__What the exercise asks__: Print the entries that appear below, exactly as written and without their pictures.

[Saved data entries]
= = = = =
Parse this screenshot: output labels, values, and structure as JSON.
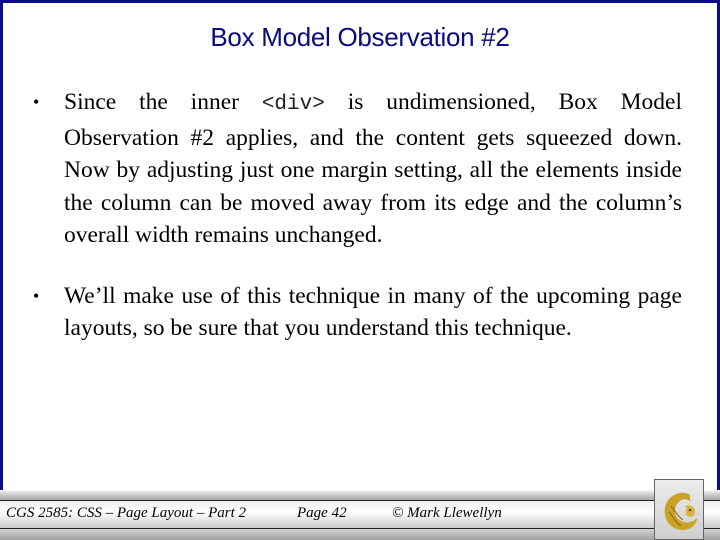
{
  "slide": {
    "title": "Box Model Observation #2",
    "bullets": [
      {
        "marker": "•",
        "text_before": "Since the inner ",
        "code": "<div>",
        "text_after": "  is undimensioned, Box Model Observation #2 applies, and the content gets squeezed down.  Now by adjusting just one margin setting, all the elements inside the column can be moved away from its edge and the column’s overall width remains unchanged."
      },
      {
        "marker": "•",
        "text": "We’ll make use of this technique in many of the upcoming page layouts, so be sure that you understand this technique."
      }
    ]
  },
  "footer": {
    "course": "CGS 2585: CSS – Page Layout – Part 2",
    "page": "Page 42",
    "copyright": "© Mark Llewellyn",
    "logo": "pegasus-logo-icon"
  },
  "colors": {
    "frame_border": "#0a0a8c",
    "title": "#0a0a80",
    "logo_gold": "#c9a227"
  }
}
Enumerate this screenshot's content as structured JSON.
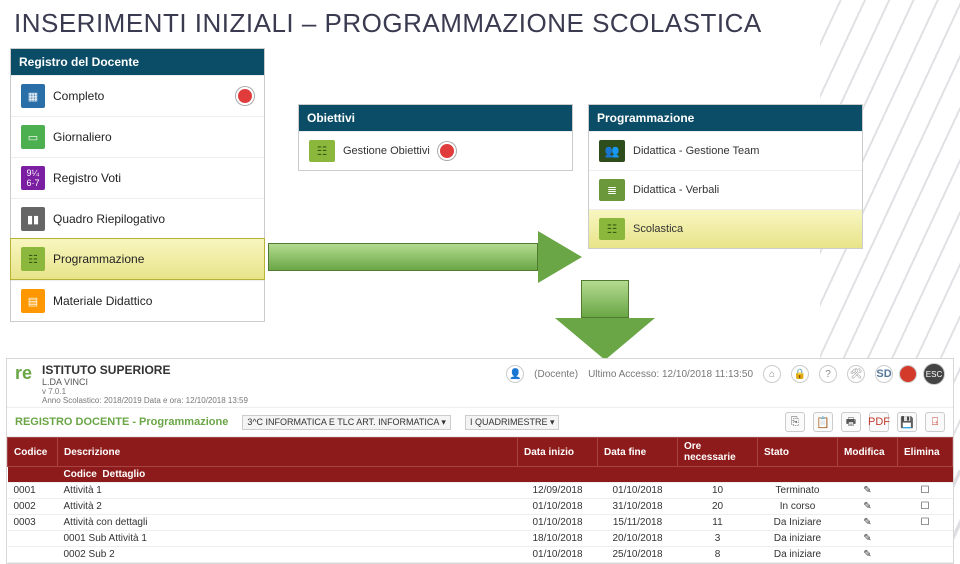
{
  "title": "INSERIMENTI INIZIALI – PROGRAMMAZIONE SCOLASTICA",
  "left_panel": {
    "header": "Registro del Docente",
    "items": [
      {
        "label": "Completo",
        "icon": "cal",
        "new": true
      },
      {
        "label": "Giornaliero",
        "icon": "day"
      },
      {
        "label": "Registro Voti",
        "icon": "v94"
      },
      {
        "label": "Quadro Riepilogativo",
        "icon": "bars"
      },
      {
        "label": "Programmazione",
        "icon": "tree",
        "selected": true
      },
      {
        "label": "Materiale Didattico",
        "icon": "mat"
      }
    ]
  },
  "obiettivi": {
    "header": "Obiettivi",
    "items": [
      {
        "label": "Gestione Obiettivi",
        "icon": "tree",
        "new": true
      }
    ]
  },
  "programmazione": {
    "header": "Programmazione",
    "items": [
      {
        "label": "Didattica - Gestione Team",
        "icon": "team"
      },
      {
        "label": "Didattica - Verbali",
        "icon": "doc"
      },
      {
        "label": "Scolastica",
        "icon": "tree",
        "selected": true
      }
    ]
  },
  "app": {
    "logo": "re",
    "institute": "ISTITUTO SUPERIORE",
    "institute_sub": "L.DA VINCI",
    "version": "v 7.0.1",
    "year_label": "Anno Scolastico: 2018/2019  Data e ora: 12/10/2018 13:59",
    "user_role": "(Docente)",
    "last_access": "Ultimo Accesso: 12/10/2018 11:13:50",
    "top_right": {
      "sd": "SD",
      "esc": "ESC"
    },
    "breadcrumb": "REGISTRO DOCENTE - Programmazione",
    "class_select": "3^C INFORMATICA E TLC ART. INFORMATICA",
    "period": "I QUADRIMESTRE",
    "cols": [
      "Codice",
      "Descrizione",
      "Data inizio",
      "Data fine",
      "Ore necessarie",
      "Stato",
      "Modifica",
      "Elimina"
    ],
    "subcols": [
      "Codice",
      "Dettaglio"
    ],
    "rows": [
      {
        "cod": "0001",
        "desc": "Attività 1",
        "di": "12/09/2018",
        "df": "01/10/2018",
        "ore": "10",
        "stato": "Terminato",
        "mod": "✎",
        "del": "☐"
      },
      {
        "cod": "0002",
        "desc": "Attività 2",
        "di": "01/10/2018",
        "df": "31/10/2018",
        "ore": "20",
        "stato": "In corso",
        "mod": "✎",
        "del": "☐"
      },
      {
        "cod": "0003",
        "desc": "Attività con dettagli",
        "di": "01/10/2018",
        "df": "15/11/2018",
        "ore": "11",
        "stato": "Da Iniziare",
        "mod": "✎",
        "del": "☐"
      },
      {
        "cod": "",
        "desc": "0001   Sub Attività 1",
        "di": "18/10/2018",
        "df": "20/10/2018",
        "ore": "3",
        "stato": "Da iniziare",
        "mod": "✎",
        "del": ""
      },
      {
        "cod": "",
        "desc": "0002   Sub 2",
        "di": "01/10/2018",
        "df": "25/10/2018",
        "ore": "8",
        "stato": "Da iniziare",
        "mod": "✎",
        "del": ""
      }
    ]
  }
}
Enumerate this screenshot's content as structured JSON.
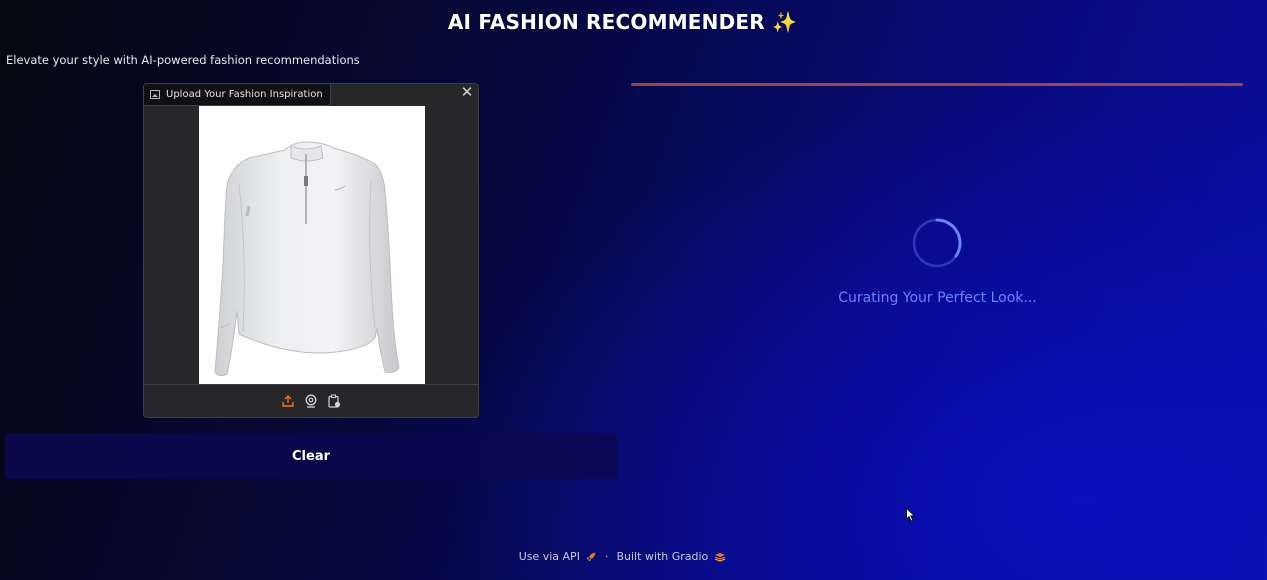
{
  "header": {
    "title": "AI FASHION RECOMMENDER ✨",
    "subtitle": "Elevate your style with AI-powered fashion recommendations"
  },
  "image_input": {
    "label": "Upload Your Fashion Inspiration",
    "close_icon": "close-icon",
    "toolbar": [
      "upload-icon",
      "webcam-icon",
      "clipboard-icon"
    ],
    "accent_color": "#f97316"
  },
  "clear_button": {
    "label": "Clear"
  },
  "output": {
    "loading_text": "Curating Your Perfect Look...",
    "progress_color": "#a0453f",
    "spinner_color": "#6b83ff"
  },
  "footer": {
    "api_label": "Use via API",
    "separator": "·",
    "built_label": "Built with Gradio"
  }
}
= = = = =
__Result__:
Parse this screenshot: output labels, values, and structure as JSON.
{
  "slide": {
    "title": "Box Model Observation #2",
    "bullets": [
      {
        "marker": "•",
        "text_before": "Since the inner ",
        "code": "<div>",
        "text_after": "  is undimensioned, Box Model Observation #2 applies, and the content gets squeezed down.  Now by adjusting just one margin setting, all the elements inside the column can be moved away from its edge and the column’s overall width remains unchanged."
      },
      {
        "marker": "•",
        "text": "We’ll make use of this technique in many of the upcoming page layouts, so be sure that you understand this technique."
      }
    ]
  },
  "footer": {
    "course": "CGS 2585: CSS – Page Layout – Part 2",
    "page": "Page 42",
    "copyright": "© Mark Llewellyn",
    "logo": "pegasus-logo-icon"
  },
  "colors": {
    "frame_border": "#0a0a8c",
    "title": "#0a0a80",
    "logo_gold": "#c9a227"
  }
}
Enumerate this screenshot's content as structured JSON.
{
  "title": "INSERIMENTI INIZIALI – PROGRAMMAZIONE SCOLASTICA",
  "left_panel": {
    "header": "Registro del Docente",
    "items": [
      {
        "label": "Completo",
        "icon": "cal",
        "new": true
      },
      {
        "label": "Giornaliero",
        "icon": "day"
      },
      {
        "label": "Registro Voti",
        "icon": "v94"
      },
      {
        "label": "Quadro Riepilogativo",
        "icon": "bars"
      },
      {
        "label": "Programmazione",
        "icon": "tree",
        "selected": true
      },
      {
        "label": "Materiale Didattico",
        "icon": "mat"
      }
    ]
  },
  "obiettivi": {
    "header": "Obiettivi",
    "items": [
      {
        "label": "Gestione Obiettivi",
        "icon": "tree",
        "new": true
      }
    ]
  },
  "programmazione": {
    "header": "Programmazione",
    "items": [
      {
        "label": "Didattica - Gestione Team",
        "icon": "team"
      },
      {
        "label": "Didattica - Verbali",
        "icon": "doc"
      },
      {
        "label": "Scolastica",
        "icon": "tree",
        "selected": true
      }
    ]
  },
  "app": {
    "logo": "re",
    "institute": "ISTITUTO SUPERIORE",
    "institute_sub": "L.DA VINCI",
    "version": "v 7.0.1",
    "year_label": "Anno Scolastico: 2018/2019  Data e ora: 12/10/2018 13:59",
    "user_role": "(Docente)",
    "last_access": "Ultimo Accesso: 12/10/2018 11:13:50",
    "top_right": {
      "sd": "SD",
      "esc": "ESC"
    },
    "breadcrumb": "REGISTRO DOCENTE - Programmazione",
    "class_select": "3^C INFORMATICA E TLC ART. INFORMATICA",
    "period": "I QUADRIMESTRE",
    "cols": [
      "Codice",
      "Descrizione",
      "Data inizio",
      "Data fine",
      "Ore necessarie",
      "Stato",
      "Modifica",
      "Elimina"
    ],
    "subcols": [
      "Codice",
      "Dettaglio"
    ],
    "rows": [
      {
        "cod": "0001",
        "desc": "Attività 1",
        "di": "12/09/2018",
        "df": "01/10/2018",
        "ore": "10",
        "stato": "Terminato",
        "mod": "✎",
        "del": "☐"
      },
      {
        "cod": "0002",
        "desc": "Attività 2",
        "di": "01/10/2018",
        "df": "31/10/2018",
        "ore": "20",
        "stato": "In corso",
        "mod": "✎",
        "del": "☐"
      },
      {
        "cod": "0003",
        "desc": "Attività con dettagli",
        "di": "01/10/2018",
        "df": "15/11/2018",
        "ore": "11",
        "stato": "Da Iniziare",
        "mod": "✎",
        "del": "☐"
      },
      {
        "cod": "",
        "desc": "0001   Sub Attività 1",
        "di": "18/10/2018",
        "df": "20/10/2018",
        "ore": "3",
        "stato": "Da iniziare",
        "mod": "✎",
        "del": ""
      },
      {
        "cod": "",
        "desc": "0002   Sub 2",
        "di": "01/10/2018",
        "df": "25/10/2018",
        "ore": "8",
        "stato": "Da iniziare",
        "mod": "✎",
        "del": ""
      }
    ]
  }
}
Enumerate this screenshot's content as structured JSON.
{
  "header": {
    "title": "AI FASHION RECOMMENDER ✨",
    "subtitle": "Elevate your style with AI-powered fashion recommendations"
  },
  "image_input": {
    "label": "Upload Your Fashion Inspiration",
    "close_icon": "close-icon",
    "toolbar": [
      "upload-icon",
      "webcam-icon",
      "clipboard-icon"
    ],
    "accent_color": "#f97316"
  },
  "clear_button": {
    "label": "Clear"
  },
  "output": {
    "loading_text": "Curating Your Perfect Look...",
    "progress_color": "#a0453f",
    "spinner_color": "#6b83ff"
  },
  "footer": {
    "api_label": "Use via API",
    "separator": "·",
    "built_label": "Built with Gradio"
  }
}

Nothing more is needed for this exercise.